Some experts also argue that the fixed supply can deflate the high level of welfare and destroy volatility. Matching the variation in demand will indeed be a difficult task. For this reason some experts recommend a flexible system to respond to changing demands.

Creating an adjustable coin supply rate and a decentralized voting mechanism are ways to create a flexible system. Some researchers forecast the possibility of Bitcoin deflation, while others suggest potential hyperinflation if central banks have an excess supply of currency. However, some people rule out the inflation and deflation scenario because the fixed supply can only affect the profitability of mining if it causes a deflation-like situation.

Certainty of supply and uncertainty of demand

Something surprising about the economics of Bitcoin is the juxtaposition of the certainty of its supply and the uncertainty of demand. Bitcoin has a very practical mining fee. Which means that people can predict the rate at which miners will introduce new tokens and generate the last coin.

In this way, this predictability of supply differentiates Bitcoin from other products, currencies or assets. The best thing is that the maximum supply of Bitcoin is a fixed amount that people know since there can only be 21 million bitcoins in the world. This feature makes the supply of this virtual currency almost rigid.

Regardless of the increase in the price of Bitcoin, miners cannot produce more than Satoshi Nakamoto stipulated when he introduced this virtual currency. Additionally, the increase in the price of Bitcoin cannot encourage the speed of mining this virtual currency, and if it does, miners will generate more tokens one day and less in the future. This is because they must produce the full amount by 2140.
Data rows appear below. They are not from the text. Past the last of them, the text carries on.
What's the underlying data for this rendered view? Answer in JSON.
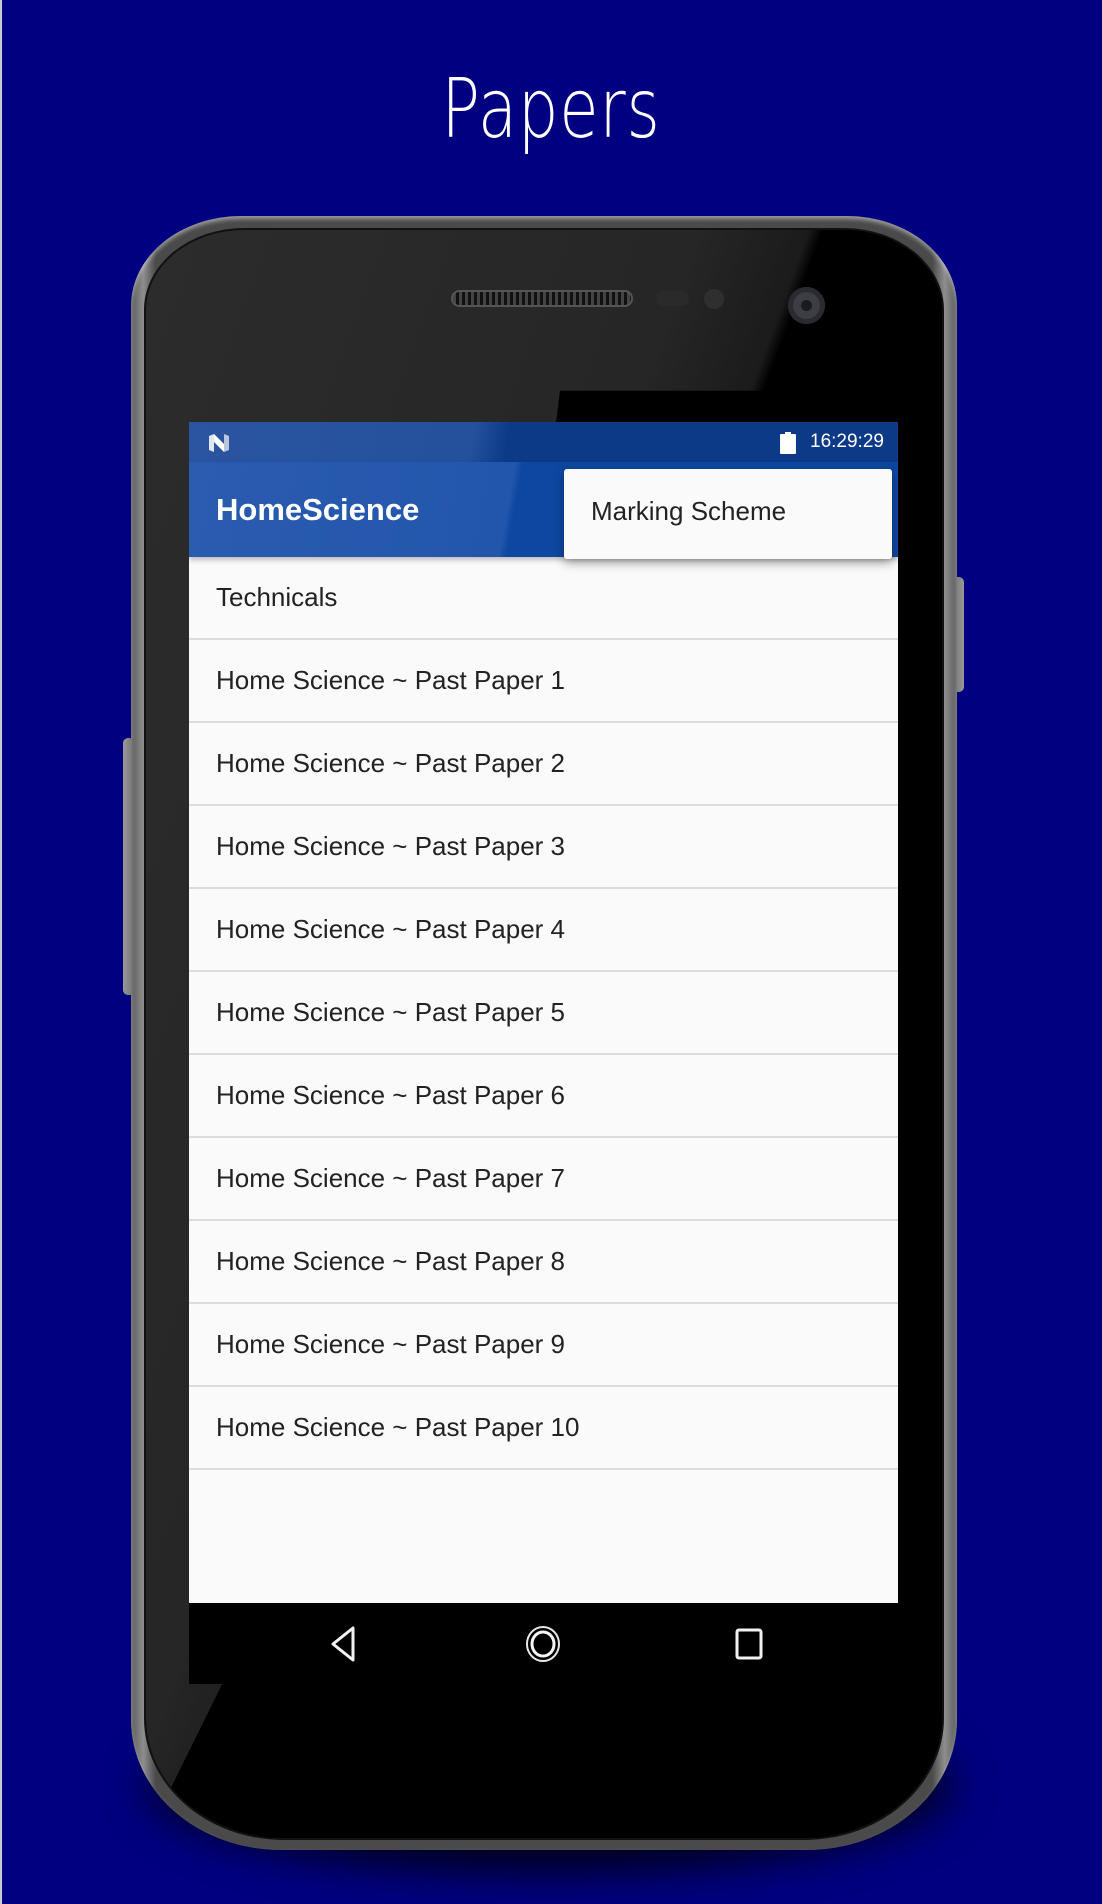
{
  "banner": {
    "title": "Papers"
  },
  "status_bar": {
    "left_icon": "android-n-icon",
    "battery_icon": "battery-full-icon",
    "time": "16:29:29"
  },
  "app_bar": {
    "title": "HomeScience"
  },
  "overflow_menu": {
    "items": [
      {
        "label": "Marking Scheme"
      }
    ]
  },
  "list": {
    "items": [
      {
        "label": "Technicals"
      },
      {
        "label": "Home Science ~ Past Paper 1"
      },
      {
        "label": "Home Science ~ Past Paper 2"
      },
      {
        "label": "Home Science ~ Past Paper 3"
      },
      {
        "label": "Home Science ~ Past Paper 4"
      },
      {
        "label": "Home Science ~ Past Paper 5"
      },
      {
        "label": "Home Science ~ Past Paper 6"
      },
      {
        "label": "Home Science ~ Past Paper 7"
      },
      {
        "label": "Home Science ~ Past Paper 8"
      },
      {
        "label": "Home Science ~ Past Paper 9"
      },
      {
        "label": "Home Science ~ Past Paper 10"
      }
    ]
  },
  "nav_bar": {
    "buttons": [
      {
        "icon": "back-triangle-icon"
      },
      {
        "icon": "home-circle-icon"
      },
      {
        "icon": "recent-apps-square-icon"
      }
    ]
  },
  "colors": {
    "background": "#000080",
    "app_bar": "#0d47a1",
    "status_bar": "#0c3a86",
    "list_background": "#fafafa",
    "text": "#222222"
  }
}
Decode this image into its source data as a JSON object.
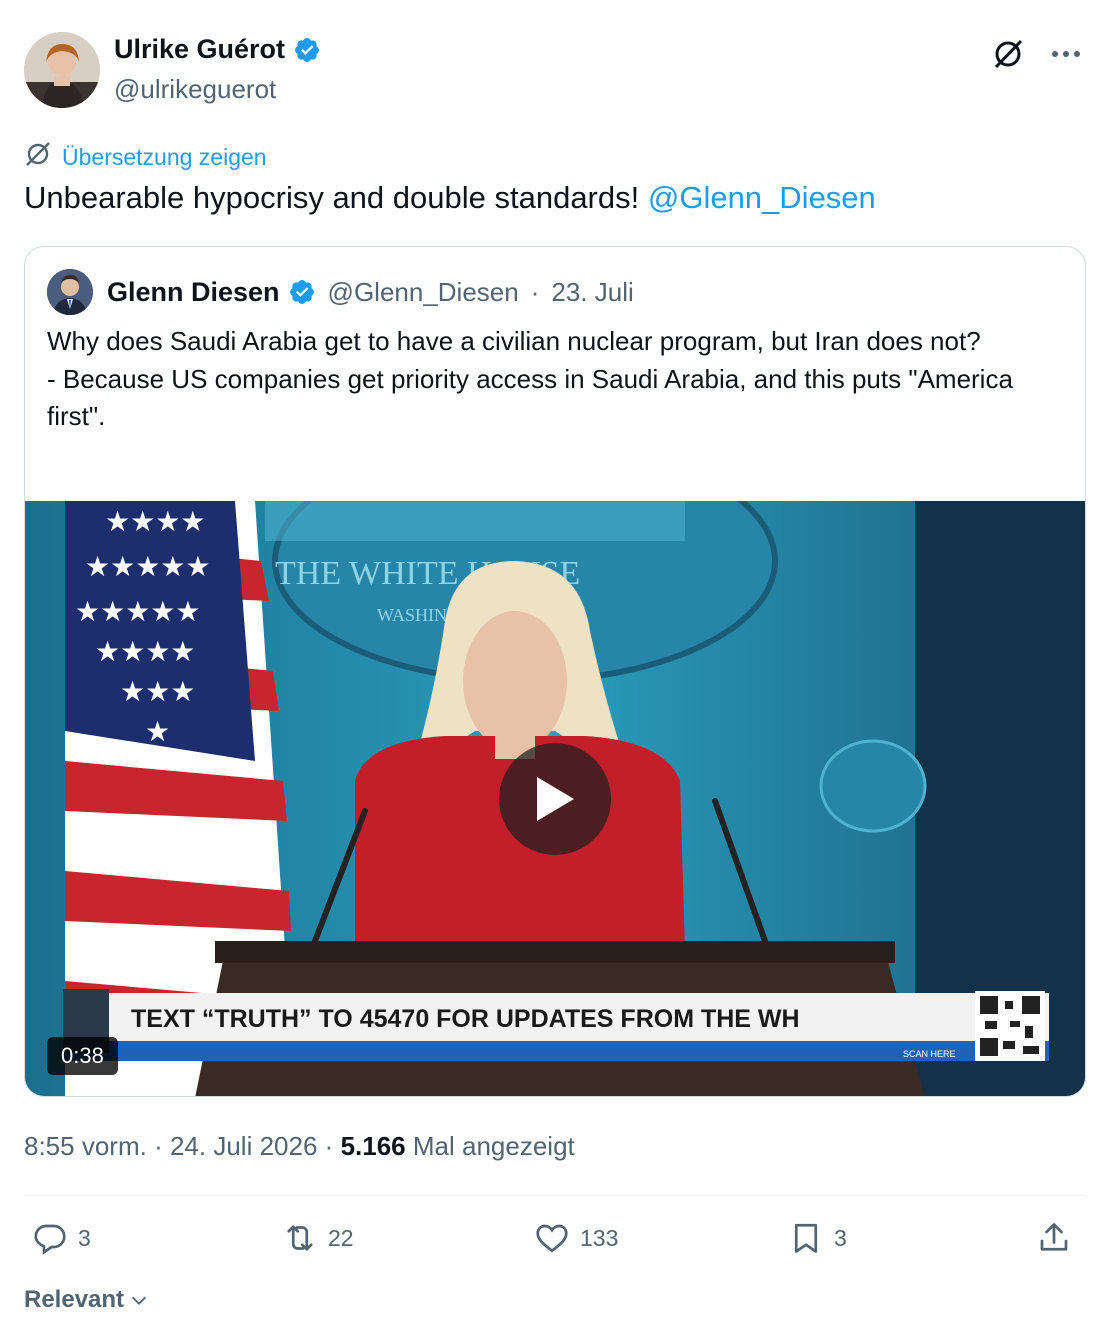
{
  "author": {
    "name": "Ulrike Guérot",
    "handle": "@ulrikeguerot"
  },
  "header_icons": [
    "grok-icon",
    "more-icon"
  ],
  "translate_label": "Übersetzung zeigen",
  "tweet": {
    "text": "Unbearable hypocrisy and double standards! ",
    "mention": "@Glenn_Diesen"
  },
  "quote": {
    "name": "Glenn Diesen",
    "handle": "@Glenn_Diesen",
    "separator": "·",
    "date": "23. Juli",
    "text": "Why does Saudi Arabia get to have a civilian nuclear program, but Iran does not?\n- Because US companies get priority access in Saudi Arabia, and this puts \"America first\".",
    "video": {
      "duration": "0:38",
      "seal_text": "THE WHITE HOUSE",
      "seal_subtext": "WASHINGTON",
      "banner_text": "TEXT “TRUTH” TO 45470 FOR UPDATES FROM THE WH",
      "scan_label": "SCAN HERE"
    }
  },
  "meta": {
    "time": "8:55 vorm.",
    "separator": "·",
    "date": "24. Juli 2026",
    "views_count": "5.166",
    "views_label": "Mal angezeigt"
  },
  "actions": {
    "replies": "3",
    "reposts": "22",
    "likes": "133",
    "bookmarks": "3"
  },
  "sort_label": "Relevant",
  "colors": {
    "accent": "#1d9bf0",
    "text": "#0f1419",
    "muted": "#536471",
    "border": "#cfd9de"
  }
}
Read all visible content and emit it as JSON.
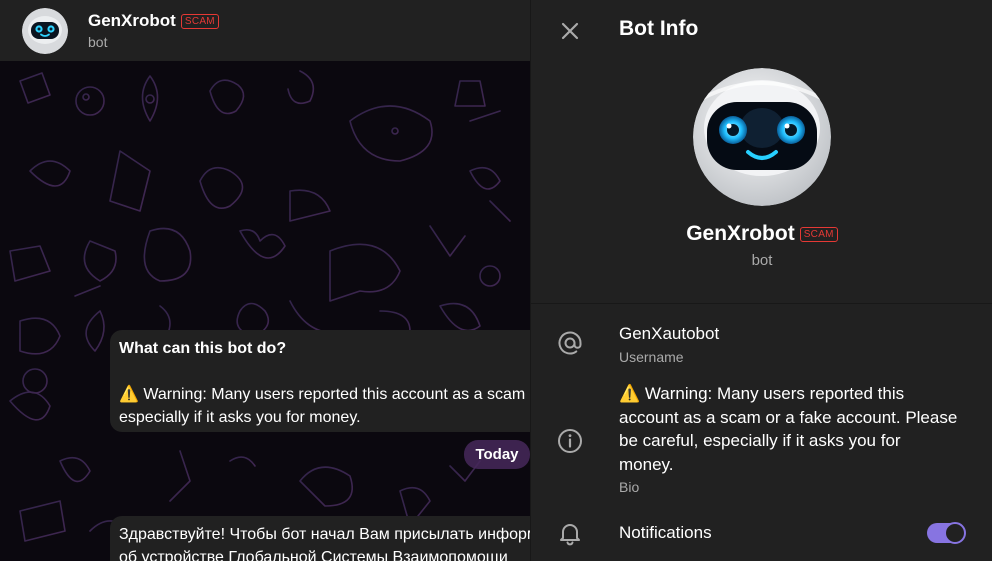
{
  "chat_header": {
    "name": "GenXrobot",
    "badge": "SCAM",
    "subtitle": "bot"
  },
  "chat": {
    "info_bubble": {
      "title": "What can this bot do?",
      "line1": "⚠️ Warning: Many users reported this account as a scam or a fake account. Please be careful,",
      "line2": "especially if it asks you for money."
    },
    "date_pill": "Today",
    "message": {
      "line1": "Здравствуйте! Чтобы бот начал Вам присылать информацию",
      "line2": "об устройстве Глобальной Системы Взаимопомощи"
    }
  },
  "panel": {
    "title": "Bot Info",
    "close_icon": "close-icon",
    "name": "GenXrobot",
    "badge": "SCAM",
    "subtitle": "bot",
    "username": {
      "value": "GenXautobot",
      "caption": "Username",
      "icon": "at-icon"
    },
    "bio": {
      "value": "⚠️ Warning: Many users reported this account as a scam or a fake account. Please be careful, especially if it asks you for money.",
      "caption": "Bio",
      "icon": "info-icon"
    },
    "notifications": {
      "label": "Notifications",
      "enabled": true,
      "icon": "bell-icon"
    }
  },
  "colors": {
    "accent": "#8774e1",
    "scam": "#e53935",
    "panel_bg": "#212121",
    "secondary_text": "#aaaaaa"
  }
}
On the other hand, the demand for Bitcoin generators is not manifest. For example, news that can influence the cryptocurrency industry can negatively influence the demand for bitcoins. A government move to regulate this virtual currency may also affect its demand in the market. This is why the demand for Bitcoin is relatively fuzzy, unlike the supply which is inevitable.


The Bitcoin economy follows the laws of supply and demand. However, the supply of this virtual currency is specific, while its demand is uncertain. Furthermore, Bitcoin lacks a central collateral point or backing by any authority, this makes it a highly volatile asset.